Task statement
Using the records below, filter for lines that contain the string "kind" and copy them out.

Recorded data section start

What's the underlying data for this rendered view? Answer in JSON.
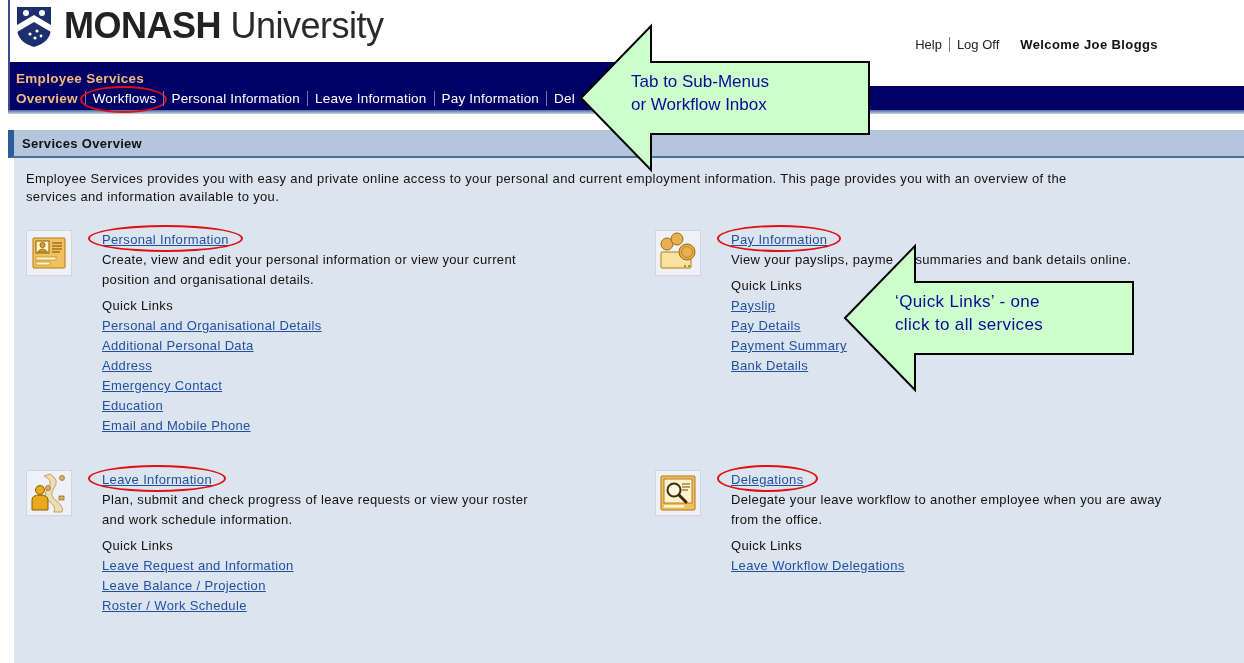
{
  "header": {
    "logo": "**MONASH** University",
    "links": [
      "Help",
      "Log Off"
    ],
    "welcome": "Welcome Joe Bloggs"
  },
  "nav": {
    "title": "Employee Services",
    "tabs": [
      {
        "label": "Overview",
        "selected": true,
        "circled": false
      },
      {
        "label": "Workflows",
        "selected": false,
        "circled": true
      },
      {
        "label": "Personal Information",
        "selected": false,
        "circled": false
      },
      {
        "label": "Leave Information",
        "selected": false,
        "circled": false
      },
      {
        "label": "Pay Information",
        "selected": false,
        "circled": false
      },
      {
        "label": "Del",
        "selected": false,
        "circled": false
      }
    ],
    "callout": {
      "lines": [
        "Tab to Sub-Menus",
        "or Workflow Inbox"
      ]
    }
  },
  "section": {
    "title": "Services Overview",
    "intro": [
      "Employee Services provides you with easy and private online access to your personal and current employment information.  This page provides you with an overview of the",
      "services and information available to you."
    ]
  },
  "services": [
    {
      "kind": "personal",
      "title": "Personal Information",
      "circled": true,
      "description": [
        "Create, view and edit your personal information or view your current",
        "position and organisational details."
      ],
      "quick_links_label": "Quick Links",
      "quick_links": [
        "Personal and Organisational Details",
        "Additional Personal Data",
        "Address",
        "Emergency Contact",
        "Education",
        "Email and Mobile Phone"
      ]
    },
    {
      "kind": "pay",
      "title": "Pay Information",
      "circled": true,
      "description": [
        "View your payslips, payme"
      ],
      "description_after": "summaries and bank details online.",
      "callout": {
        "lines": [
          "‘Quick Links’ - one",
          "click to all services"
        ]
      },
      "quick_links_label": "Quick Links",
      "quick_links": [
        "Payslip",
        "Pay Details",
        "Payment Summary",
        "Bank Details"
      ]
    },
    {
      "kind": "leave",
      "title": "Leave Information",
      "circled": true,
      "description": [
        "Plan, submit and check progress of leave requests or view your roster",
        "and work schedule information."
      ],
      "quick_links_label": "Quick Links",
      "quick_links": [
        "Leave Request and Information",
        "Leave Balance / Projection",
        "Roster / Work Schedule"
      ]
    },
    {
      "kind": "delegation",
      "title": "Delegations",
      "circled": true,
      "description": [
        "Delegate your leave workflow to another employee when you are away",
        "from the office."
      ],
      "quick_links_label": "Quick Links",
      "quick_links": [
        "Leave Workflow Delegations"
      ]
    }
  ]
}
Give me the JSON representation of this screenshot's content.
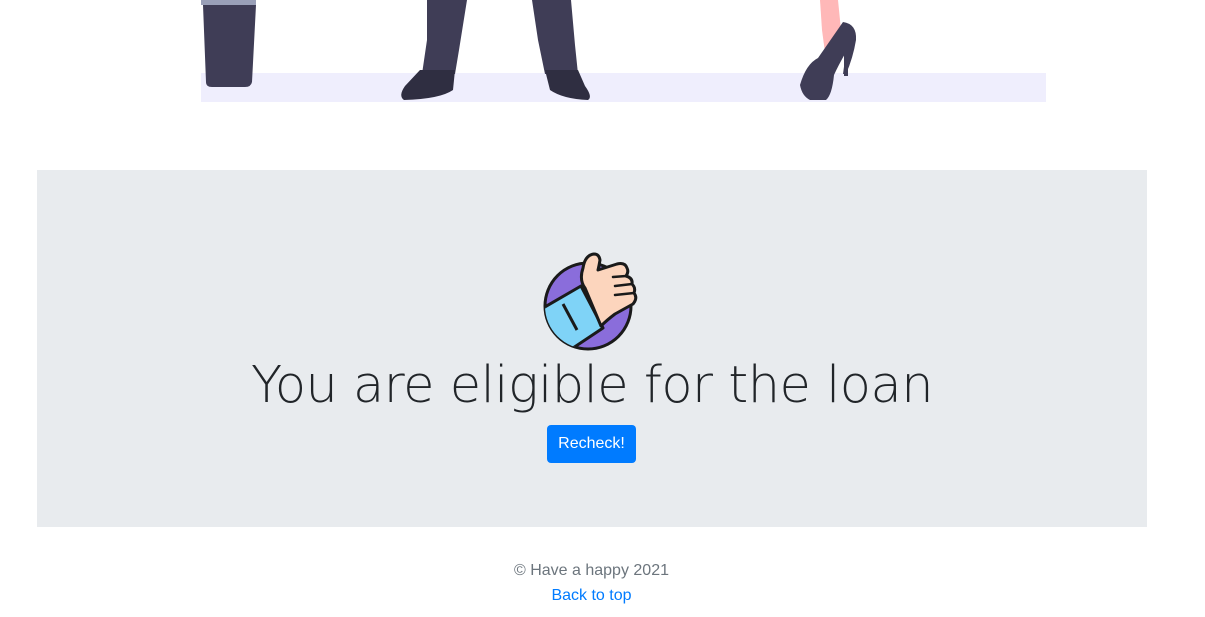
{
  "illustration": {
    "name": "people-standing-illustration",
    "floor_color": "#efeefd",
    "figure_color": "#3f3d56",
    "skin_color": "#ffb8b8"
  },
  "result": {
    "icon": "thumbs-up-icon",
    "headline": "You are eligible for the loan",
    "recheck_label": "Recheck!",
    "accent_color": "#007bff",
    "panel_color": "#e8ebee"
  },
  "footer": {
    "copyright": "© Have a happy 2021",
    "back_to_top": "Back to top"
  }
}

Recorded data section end
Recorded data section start

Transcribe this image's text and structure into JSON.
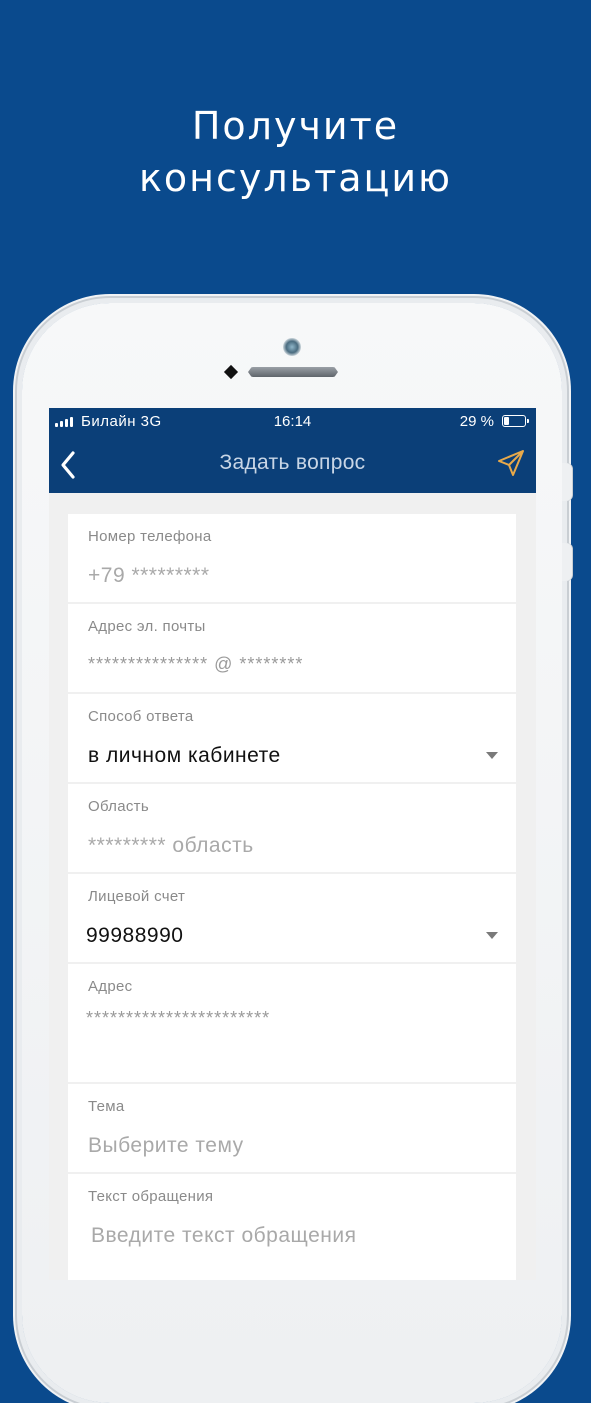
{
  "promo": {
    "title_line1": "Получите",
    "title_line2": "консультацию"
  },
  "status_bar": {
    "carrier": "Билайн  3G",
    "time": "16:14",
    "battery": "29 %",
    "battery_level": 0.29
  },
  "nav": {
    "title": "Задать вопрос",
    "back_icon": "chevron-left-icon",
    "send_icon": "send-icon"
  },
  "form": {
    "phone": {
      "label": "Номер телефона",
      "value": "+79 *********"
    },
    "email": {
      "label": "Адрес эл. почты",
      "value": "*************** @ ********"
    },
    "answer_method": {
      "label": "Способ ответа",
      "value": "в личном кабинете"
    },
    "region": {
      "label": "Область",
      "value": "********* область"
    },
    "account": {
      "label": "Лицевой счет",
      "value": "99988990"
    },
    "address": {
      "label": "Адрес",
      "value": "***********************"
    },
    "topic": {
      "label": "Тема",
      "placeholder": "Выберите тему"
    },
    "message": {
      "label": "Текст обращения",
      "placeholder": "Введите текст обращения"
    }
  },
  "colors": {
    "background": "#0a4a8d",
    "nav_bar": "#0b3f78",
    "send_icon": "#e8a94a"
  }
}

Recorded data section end

Solution for this exercise
      "kind": "personal",
      "kind": "pay",
      "kind": "leave",
      "kind": "delegation",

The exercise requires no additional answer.